--- Records for the exercise ---

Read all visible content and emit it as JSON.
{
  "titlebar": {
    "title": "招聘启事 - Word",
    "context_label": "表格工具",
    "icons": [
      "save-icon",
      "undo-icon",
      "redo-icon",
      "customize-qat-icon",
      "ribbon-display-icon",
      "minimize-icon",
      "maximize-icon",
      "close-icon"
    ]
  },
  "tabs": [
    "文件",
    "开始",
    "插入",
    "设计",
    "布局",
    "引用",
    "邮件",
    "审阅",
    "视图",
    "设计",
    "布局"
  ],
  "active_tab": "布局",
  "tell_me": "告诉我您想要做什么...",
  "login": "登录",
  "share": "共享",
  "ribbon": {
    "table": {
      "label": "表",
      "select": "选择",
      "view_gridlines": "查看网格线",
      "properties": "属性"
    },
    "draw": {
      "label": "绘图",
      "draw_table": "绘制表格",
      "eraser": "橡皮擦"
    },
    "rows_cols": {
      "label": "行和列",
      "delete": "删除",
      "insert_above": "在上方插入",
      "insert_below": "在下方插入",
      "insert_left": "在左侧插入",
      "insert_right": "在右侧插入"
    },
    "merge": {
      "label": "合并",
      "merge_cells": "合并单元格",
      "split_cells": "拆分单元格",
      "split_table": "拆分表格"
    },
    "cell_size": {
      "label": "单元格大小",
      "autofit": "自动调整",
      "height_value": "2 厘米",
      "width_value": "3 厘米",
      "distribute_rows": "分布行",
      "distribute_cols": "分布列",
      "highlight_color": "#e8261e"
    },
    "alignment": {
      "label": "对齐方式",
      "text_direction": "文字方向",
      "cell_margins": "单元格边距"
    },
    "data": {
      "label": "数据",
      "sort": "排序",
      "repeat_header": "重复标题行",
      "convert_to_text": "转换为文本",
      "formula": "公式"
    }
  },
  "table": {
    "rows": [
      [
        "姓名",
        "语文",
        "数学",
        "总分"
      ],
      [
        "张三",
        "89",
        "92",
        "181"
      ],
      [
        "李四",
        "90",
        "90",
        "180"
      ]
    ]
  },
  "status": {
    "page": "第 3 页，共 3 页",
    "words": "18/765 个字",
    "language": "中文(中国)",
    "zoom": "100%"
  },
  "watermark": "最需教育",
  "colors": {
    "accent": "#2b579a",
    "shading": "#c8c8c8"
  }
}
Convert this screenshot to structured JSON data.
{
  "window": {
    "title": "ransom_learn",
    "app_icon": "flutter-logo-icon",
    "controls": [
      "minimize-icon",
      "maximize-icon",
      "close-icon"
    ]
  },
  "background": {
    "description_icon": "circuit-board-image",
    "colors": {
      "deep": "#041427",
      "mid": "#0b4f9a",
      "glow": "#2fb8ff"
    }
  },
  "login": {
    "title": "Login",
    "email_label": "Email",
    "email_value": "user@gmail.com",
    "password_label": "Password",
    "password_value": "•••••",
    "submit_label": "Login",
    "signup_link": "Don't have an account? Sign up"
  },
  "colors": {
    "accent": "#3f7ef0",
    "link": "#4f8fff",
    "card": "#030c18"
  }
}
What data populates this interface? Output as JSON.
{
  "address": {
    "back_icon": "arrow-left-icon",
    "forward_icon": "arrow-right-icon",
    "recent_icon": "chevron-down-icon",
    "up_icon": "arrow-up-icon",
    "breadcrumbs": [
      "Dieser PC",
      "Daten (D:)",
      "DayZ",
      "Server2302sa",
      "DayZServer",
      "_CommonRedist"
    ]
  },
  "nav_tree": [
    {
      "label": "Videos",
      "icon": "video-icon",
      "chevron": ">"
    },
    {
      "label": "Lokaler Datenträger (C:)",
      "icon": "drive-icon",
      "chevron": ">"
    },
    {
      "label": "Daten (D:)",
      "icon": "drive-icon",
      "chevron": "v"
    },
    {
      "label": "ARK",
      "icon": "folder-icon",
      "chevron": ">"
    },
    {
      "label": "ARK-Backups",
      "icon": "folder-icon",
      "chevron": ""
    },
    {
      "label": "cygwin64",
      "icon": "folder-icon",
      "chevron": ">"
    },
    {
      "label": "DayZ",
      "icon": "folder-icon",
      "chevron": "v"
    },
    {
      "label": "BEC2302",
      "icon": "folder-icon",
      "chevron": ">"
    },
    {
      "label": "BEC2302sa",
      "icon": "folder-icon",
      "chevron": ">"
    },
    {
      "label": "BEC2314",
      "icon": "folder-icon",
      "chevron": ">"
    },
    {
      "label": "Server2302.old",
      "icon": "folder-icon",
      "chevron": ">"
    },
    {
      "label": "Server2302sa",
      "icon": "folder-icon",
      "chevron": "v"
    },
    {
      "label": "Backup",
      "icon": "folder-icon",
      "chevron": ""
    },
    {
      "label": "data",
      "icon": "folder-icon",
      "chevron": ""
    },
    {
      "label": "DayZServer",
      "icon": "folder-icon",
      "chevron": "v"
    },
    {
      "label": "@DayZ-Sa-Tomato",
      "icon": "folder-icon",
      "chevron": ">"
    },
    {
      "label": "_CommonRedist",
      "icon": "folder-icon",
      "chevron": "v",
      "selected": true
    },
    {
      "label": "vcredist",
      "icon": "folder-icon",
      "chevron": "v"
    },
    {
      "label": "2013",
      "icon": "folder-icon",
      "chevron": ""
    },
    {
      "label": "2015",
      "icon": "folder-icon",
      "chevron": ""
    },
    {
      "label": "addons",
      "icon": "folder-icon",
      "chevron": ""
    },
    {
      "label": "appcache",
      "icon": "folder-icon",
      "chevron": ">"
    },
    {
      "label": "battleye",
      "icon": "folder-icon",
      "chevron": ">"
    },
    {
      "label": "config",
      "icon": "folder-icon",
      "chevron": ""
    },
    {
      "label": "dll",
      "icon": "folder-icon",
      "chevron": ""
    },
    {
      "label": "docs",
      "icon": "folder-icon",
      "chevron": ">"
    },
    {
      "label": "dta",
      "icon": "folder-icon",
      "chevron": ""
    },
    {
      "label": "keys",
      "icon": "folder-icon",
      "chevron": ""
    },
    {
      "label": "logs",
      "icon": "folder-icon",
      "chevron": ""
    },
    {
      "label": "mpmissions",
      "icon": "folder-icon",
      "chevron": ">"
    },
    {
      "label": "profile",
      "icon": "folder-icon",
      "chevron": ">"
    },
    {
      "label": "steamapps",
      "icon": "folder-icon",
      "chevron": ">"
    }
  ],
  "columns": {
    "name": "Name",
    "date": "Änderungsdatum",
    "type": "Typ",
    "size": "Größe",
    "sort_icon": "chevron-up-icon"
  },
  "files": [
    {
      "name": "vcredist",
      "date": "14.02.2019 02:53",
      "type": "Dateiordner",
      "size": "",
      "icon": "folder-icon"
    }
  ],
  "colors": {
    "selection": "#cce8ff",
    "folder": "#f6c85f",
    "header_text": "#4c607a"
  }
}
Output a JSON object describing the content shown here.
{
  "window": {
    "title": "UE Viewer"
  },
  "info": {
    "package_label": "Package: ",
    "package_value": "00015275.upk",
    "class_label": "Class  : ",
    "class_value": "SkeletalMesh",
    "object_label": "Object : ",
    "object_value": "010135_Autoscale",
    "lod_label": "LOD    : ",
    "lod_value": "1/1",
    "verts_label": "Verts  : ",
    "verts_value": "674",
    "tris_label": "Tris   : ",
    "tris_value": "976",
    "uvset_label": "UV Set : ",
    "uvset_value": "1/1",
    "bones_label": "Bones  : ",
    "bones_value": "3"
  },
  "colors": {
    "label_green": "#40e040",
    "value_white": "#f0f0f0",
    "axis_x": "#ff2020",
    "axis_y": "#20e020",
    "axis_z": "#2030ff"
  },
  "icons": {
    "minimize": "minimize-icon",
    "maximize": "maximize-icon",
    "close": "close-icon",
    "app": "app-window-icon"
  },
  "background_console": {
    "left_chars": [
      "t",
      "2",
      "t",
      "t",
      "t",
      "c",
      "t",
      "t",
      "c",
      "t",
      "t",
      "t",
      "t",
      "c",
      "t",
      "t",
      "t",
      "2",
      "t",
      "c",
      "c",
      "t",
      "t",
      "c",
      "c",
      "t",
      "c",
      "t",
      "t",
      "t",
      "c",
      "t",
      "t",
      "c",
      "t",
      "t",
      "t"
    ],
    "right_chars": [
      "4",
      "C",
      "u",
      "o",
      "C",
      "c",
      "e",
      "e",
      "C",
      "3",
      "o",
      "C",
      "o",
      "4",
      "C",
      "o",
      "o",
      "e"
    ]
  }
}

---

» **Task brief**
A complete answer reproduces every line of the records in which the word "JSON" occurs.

» **Answer section**
Read all visible content and emit it as JSON.
Convert this screenshot to structured JSON data.
What data populates this interface? Output as JSON.
Output a JSON object describing the content shown here.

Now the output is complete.